== Segment start ==

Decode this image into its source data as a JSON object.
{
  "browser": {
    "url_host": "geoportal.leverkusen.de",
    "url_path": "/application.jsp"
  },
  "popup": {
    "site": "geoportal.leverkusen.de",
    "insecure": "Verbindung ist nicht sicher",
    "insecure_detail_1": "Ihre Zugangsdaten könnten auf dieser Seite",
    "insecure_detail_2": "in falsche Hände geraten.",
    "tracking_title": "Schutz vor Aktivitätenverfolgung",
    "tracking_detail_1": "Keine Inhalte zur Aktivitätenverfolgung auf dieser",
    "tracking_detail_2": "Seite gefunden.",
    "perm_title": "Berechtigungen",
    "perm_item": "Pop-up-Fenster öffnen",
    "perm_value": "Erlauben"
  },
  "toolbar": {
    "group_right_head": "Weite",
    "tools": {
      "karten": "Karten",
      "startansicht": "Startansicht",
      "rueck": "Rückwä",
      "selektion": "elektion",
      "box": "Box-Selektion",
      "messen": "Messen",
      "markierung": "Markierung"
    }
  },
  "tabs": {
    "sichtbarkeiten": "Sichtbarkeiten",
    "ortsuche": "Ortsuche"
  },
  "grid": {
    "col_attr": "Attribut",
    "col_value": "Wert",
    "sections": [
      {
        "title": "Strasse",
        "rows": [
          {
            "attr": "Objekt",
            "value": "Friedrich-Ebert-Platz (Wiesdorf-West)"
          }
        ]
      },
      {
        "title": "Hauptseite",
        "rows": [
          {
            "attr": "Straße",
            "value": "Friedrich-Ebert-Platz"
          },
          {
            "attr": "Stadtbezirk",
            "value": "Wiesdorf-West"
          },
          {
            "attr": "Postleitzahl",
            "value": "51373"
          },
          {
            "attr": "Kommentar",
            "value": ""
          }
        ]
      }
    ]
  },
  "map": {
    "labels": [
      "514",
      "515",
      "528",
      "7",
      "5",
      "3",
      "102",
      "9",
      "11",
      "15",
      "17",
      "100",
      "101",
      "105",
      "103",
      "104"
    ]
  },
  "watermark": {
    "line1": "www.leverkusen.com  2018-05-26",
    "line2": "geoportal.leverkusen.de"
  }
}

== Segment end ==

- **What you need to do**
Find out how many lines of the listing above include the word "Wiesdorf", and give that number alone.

- **Completed task**
2